## PROBLEM TO WORK ON:
Only the lines holding "angielsko" are wanted here; copy each from the listing.

== RECORDS SHOWN ==

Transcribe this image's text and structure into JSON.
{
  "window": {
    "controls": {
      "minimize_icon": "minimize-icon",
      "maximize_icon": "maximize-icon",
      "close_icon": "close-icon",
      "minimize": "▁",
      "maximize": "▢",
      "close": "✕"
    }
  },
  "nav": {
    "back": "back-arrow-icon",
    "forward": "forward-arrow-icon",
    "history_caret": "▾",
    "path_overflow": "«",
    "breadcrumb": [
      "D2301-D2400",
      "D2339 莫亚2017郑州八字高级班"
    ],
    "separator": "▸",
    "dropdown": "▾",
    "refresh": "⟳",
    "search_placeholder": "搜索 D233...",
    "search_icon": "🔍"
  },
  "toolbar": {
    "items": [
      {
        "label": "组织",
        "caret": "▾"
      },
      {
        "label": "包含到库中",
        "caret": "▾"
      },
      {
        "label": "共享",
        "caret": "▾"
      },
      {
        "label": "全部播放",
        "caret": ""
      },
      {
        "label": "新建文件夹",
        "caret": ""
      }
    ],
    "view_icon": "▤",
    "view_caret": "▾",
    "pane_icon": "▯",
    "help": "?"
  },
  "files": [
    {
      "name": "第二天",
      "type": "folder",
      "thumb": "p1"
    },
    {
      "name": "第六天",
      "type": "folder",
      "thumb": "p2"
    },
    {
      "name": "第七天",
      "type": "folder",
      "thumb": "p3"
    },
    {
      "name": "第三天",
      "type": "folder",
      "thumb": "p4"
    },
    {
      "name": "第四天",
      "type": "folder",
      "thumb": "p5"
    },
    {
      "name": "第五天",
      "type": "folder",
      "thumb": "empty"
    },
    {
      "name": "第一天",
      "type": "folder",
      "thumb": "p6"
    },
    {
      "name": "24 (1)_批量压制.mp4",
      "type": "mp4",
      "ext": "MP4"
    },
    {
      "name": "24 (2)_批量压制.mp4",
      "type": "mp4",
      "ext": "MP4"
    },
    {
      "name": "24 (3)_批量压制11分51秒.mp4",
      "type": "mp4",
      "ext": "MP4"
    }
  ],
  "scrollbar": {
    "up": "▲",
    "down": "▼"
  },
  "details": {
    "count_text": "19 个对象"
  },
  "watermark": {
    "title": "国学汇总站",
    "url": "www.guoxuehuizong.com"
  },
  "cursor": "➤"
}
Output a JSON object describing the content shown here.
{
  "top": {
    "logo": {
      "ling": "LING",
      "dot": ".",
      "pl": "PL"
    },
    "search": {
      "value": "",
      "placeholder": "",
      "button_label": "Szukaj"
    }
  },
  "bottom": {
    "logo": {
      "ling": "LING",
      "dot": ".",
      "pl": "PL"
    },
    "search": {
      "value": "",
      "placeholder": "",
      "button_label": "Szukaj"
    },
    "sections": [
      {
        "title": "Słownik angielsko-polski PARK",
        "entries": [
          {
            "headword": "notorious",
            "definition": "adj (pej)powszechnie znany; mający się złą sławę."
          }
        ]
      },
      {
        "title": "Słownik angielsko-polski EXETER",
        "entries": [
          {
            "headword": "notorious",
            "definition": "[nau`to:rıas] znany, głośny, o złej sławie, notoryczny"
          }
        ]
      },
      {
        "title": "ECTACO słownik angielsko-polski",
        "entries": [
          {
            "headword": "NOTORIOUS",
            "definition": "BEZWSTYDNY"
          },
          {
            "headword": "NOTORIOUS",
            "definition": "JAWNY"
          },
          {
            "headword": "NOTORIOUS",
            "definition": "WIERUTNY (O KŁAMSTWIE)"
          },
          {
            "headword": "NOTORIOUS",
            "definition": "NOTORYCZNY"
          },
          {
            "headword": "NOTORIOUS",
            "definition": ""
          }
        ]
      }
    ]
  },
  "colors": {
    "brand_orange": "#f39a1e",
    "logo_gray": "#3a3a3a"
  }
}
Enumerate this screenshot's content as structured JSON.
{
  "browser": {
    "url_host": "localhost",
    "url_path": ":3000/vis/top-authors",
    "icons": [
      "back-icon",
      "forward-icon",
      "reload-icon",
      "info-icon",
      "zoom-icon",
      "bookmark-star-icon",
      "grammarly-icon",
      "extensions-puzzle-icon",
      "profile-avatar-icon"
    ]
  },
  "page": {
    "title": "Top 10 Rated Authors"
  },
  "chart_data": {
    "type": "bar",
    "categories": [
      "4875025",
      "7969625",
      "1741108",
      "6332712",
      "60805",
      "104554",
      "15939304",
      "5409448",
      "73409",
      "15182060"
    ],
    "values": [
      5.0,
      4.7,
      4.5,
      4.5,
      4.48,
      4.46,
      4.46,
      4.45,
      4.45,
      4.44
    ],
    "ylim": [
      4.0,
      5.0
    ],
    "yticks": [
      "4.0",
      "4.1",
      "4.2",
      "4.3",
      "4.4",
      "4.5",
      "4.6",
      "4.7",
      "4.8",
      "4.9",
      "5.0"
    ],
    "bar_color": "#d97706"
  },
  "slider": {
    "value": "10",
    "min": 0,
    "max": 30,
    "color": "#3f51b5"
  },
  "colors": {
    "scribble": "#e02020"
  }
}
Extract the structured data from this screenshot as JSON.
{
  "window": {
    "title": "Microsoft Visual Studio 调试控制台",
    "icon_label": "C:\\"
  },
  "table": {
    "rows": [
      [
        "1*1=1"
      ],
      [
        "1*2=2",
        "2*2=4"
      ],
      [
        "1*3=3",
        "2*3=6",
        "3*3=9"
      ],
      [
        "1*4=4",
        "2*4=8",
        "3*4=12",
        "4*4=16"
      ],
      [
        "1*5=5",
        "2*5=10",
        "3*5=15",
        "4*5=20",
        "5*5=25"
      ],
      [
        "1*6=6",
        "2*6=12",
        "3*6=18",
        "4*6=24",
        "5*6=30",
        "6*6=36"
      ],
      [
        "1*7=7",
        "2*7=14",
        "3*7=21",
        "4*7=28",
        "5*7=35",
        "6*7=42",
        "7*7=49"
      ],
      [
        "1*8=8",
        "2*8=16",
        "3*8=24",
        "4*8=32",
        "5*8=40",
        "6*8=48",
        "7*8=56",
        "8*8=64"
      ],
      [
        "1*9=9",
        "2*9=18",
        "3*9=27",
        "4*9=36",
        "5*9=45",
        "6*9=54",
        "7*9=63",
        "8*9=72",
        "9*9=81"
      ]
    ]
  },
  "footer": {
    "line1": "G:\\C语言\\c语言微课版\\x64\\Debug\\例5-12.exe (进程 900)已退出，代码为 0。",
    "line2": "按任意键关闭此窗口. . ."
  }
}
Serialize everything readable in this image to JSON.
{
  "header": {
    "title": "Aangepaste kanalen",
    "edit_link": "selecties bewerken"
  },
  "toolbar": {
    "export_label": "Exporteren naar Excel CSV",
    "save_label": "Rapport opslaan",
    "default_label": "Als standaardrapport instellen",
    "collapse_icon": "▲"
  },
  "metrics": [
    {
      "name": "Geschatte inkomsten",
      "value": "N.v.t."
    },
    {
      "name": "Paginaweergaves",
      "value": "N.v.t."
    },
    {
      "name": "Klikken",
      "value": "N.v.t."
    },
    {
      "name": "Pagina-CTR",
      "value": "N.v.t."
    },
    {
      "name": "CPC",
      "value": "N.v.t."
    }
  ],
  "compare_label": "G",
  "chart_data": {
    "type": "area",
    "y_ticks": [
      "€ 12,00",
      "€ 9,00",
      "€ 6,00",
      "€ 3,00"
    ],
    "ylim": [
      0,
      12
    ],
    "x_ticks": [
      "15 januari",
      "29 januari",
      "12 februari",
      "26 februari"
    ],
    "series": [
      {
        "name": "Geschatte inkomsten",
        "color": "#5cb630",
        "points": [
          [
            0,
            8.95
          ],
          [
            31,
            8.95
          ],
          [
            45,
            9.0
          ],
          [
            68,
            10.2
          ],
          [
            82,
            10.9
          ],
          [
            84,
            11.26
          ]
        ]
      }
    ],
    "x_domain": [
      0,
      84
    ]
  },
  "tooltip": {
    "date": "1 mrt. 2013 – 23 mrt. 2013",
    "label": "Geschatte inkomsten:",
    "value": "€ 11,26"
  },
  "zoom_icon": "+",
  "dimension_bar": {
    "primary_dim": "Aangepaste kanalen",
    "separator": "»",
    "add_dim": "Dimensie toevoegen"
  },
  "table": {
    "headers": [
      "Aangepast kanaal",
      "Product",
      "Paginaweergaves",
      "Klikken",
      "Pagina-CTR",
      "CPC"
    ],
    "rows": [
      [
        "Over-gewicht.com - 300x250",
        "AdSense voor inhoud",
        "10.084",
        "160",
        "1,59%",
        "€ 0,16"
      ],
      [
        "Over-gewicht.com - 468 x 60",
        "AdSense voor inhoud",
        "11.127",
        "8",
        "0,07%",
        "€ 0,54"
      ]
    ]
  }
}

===

## TASK ANSWER:
        "title": "Słownik angielsko-polski PARK",
        "title": "Słownik angielsko-polski EXETER",
        "title": "ECTACO słownik angielsko-polski",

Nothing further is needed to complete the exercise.